**Data supplied**:
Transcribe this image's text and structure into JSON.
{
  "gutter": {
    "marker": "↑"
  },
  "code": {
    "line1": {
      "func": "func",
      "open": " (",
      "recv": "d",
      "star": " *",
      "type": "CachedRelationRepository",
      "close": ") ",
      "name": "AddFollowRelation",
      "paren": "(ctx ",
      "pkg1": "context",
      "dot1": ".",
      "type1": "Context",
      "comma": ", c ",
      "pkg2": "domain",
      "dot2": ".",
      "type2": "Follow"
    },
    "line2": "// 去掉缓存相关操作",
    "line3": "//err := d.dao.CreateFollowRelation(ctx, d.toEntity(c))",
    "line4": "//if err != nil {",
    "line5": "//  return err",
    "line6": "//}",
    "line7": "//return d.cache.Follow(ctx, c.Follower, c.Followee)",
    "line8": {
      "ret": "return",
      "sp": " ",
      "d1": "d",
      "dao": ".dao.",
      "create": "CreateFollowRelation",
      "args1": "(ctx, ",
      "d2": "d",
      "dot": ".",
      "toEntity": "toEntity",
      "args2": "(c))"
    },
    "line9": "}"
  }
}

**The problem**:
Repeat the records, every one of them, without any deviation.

**Solution for this exercise**:
Transcribe this image's text and structure into JSON.
{
  "gutter": {
    "marker": "↑"
  },
  "code": {
    "line1": {
      "func": "func",
      "open": " (",
      "recv": "d",
      "star": " *",
      "type": "CachedRelationRepository",
      "close": ") ",
      "name": "AddFollowRelation",
      "paren": "(ctx ",
      "pkg1": "context",
      "dot1": ".",
      "type1": "Context",
      "comma": ", c ",
      "pkg2": "domain",
      "dot2": ".",
      "type2": "Follow"
    },
    "line2": "// 去掉缓存相关操作",
    "line3": "//err := d.dao.CreateFollowRelation(ctx, d.toEntity(c))",
    "line4": "//if err != nil {",
    "line5": "//  return err",
    "line6": "//}",
    "line7": "//return d.cache.Follow(ctx, c.Follower, c.Followee)",
    "line8": {
      "ret": "return",
      "sp": " ",
      "d1": "d",
      "dao": ".dao.",
      "create": "CreateFollowRelation",
      "args1": "(ctx, ",
      "d2": "d",
      "dot": ".",
      "toEntity": "toEntity",
      "args2": "(c))"
    },
    "line9": "}"
  }
}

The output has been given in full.